It is said in the classic called “Shankara Digvijaya” by Anandagiri that when Shri Shankara was on his way, he came to a certain village in which there lived a boy of very tender age. His family was a poor Brahmin family. The boy had not spoken a word up to that time. They produced him before the holy Acharya for his blessing and for the restoration of his faculty of speech. When the boy came before him, the holy Acharya said: “O dear child, who art thou? To whom dost thou belong? Whence art thou? What is thy name? Where art thou going? Thou has created affection in my heart for thee. Now speak, O son.”
“I am neither man nor Deva nor Yaksha. I am neither Brahmin nor Kshatriya nor Shudra. I am not a Brahmachari, nor a householder, nor a forest-dweller. I am not a monk. I am knowledge of my own Self, which also is knowledge.

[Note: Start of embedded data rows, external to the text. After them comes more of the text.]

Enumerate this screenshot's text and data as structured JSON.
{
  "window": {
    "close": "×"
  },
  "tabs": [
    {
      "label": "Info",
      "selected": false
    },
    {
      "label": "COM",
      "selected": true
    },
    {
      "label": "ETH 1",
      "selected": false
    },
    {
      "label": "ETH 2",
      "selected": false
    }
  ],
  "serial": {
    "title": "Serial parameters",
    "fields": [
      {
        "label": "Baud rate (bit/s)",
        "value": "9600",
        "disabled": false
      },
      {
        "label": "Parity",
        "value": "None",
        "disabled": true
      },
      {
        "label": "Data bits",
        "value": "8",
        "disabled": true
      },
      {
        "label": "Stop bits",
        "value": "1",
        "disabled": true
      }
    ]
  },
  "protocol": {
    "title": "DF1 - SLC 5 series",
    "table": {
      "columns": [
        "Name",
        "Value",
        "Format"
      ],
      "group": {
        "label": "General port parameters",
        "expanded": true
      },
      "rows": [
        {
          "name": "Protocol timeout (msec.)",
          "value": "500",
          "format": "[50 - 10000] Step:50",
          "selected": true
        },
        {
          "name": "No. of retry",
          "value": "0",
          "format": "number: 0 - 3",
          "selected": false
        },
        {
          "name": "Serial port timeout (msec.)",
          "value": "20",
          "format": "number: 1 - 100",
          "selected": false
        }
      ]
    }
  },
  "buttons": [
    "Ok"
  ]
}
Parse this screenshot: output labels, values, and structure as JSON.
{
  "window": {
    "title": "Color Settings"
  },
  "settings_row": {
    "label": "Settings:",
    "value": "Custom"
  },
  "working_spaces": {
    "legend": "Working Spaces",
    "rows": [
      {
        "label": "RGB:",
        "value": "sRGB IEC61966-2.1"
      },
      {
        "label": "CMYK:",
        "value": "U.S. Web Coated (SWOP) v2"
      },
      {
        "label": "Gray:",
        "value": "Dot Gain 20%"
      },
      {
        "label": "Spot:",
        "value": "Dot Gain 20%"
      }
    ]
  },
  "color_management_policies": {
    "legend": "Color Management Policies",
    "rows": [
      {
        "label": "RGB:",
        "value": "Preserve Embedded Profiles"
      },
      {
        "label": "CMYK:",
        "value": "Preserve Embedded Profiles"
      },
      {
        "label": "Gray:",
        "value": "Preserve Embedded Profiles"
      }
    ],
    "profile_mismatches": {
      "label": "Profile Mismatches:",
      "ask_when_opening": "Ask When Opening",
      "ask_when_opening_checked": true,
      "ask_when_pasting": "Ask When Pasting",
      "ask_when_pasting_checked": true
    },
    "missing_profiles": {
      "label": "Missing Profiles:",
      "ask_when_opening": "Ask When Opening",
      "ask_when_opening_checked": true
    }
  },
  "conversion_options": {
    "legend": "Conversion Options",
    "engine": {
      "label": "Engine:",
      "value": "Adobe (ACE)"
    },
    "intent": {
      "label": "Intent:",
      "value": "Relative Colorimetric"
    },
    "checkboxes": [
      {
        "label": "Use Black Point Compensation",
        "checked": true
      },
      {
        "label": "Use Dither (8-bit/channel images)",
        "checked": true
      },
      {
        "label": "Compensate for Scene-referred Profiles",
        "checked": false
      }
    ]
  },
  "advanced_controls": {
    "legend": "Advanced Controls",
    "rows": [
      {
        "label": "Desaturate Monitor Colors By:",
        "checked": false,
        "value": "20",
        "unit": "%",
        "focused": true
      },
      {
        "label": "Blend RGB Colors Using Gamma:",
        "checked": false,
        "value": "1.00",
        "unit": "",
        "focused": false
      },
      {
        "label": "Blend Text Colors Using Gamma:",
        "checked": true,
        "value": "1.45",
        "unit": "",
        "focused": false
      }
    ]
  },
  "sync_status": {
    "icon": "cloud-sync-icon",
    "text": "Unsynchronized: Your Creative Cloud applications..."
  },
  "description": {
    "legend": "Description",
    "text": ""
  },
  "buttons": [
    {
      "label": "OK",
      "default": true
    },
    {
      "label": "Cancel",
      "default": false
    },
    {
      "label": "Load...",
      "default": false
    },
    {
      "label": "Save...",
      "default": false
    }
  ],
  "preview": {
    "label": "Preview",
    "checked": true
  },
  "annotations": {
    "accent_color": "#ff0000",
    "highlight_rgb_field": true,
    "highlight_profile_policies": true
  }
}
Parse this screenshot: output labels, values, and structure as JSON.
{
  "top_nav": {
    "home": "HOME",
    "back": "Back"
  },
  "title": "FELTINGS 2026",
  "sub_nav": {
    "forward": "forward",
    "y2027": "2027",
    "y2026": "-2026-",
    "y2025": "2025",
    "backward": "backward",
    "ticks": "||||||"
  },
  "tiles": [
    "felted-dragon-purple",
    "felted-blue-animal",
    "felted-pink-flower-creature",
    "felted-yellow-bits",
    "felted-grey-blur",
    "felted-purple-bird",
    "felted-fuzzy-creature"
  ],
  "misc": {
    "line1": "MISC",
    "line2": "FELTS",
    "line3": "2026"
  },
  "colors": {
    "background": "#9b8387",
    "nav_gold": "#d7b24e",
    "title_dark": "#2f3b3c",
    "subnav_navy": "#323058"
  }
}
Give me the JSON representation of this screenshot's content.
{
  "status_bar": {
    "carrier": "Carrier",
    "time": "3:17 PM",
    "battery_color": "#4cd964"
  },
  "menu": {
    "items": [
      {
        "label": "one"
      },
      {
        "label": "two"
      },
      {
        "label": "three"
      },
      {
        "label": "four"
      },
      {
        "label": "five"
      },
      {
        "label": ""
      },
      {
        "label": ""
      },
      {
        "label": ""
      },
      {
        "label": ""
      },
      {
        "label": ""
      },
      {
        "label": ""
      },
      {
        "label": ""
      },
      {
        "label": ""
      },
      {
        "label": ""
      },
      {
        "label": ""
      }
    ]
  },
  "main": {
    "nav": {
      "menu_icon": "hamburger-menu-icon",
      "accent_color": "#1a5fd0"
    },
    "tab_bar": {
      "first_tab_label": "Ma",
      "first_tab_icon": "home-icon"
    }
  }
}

I am the cause of the activity of the mind and the eyes. I am free from all media of expression. I am like the space or the sun which is the cause of the movement of the world. That every achieved knowledge by nature, that Atman am I.
The reflection of the face in the mirror is not separate from the face itself. It has no existence of its own. So the reflection of consciousness in the buddhi, called jiva, is that ever-achieved knowledge absolute; that Atman am I.
As in the absence of the mirror the reflection of the face disappears and the face alone remains and, free from all mental activities, exists: so when separated from the intellect, no longer a reflection, that ever-achieved knowledge, Atman, am I.
Ever unconnected with the mind and the eyes and other senses, and yet who is the mind of the mind and the eye of the eye, who is inaccessible to the mind and the eyes, that ever-achieved Atman, knowledge itself, am I.
He, the one, ever pure Consciousness, self-luminous, is reflected in many intellects, like the sun who is ever one and yet seems to be abiding in many water-filled pots; that ever-achieved knowledge itself, Atman, am I.
The deluded ones, whose eyes are screened by the cloud, imagine the cloud-conditioned sun to be shorn of its light; similarly Atman appears as if bound according to the experience of the dull-minded seer; that ever-achieved consciousness, Atman, am I.
That ever-pure, ever-achieved Self, ever-unconditioned Atman, pervading all objects, abides in His glory unaffected by His objects; that ever-achieved consciousness am I”.
It is further related that this boy named Hastamalaka, known as a great Acharya and one of the Pillars of the holy Shri Shankara, followed his Guru serving him with all his love and might. In all the traditional pictures of the holy Acharya, Hastamalaka Acharya figures as one of his closest disciples.
See: Shri Shankara blessed the child and said: ”My son, who are you? ‘Whose disciple are you? What is your aim in life?”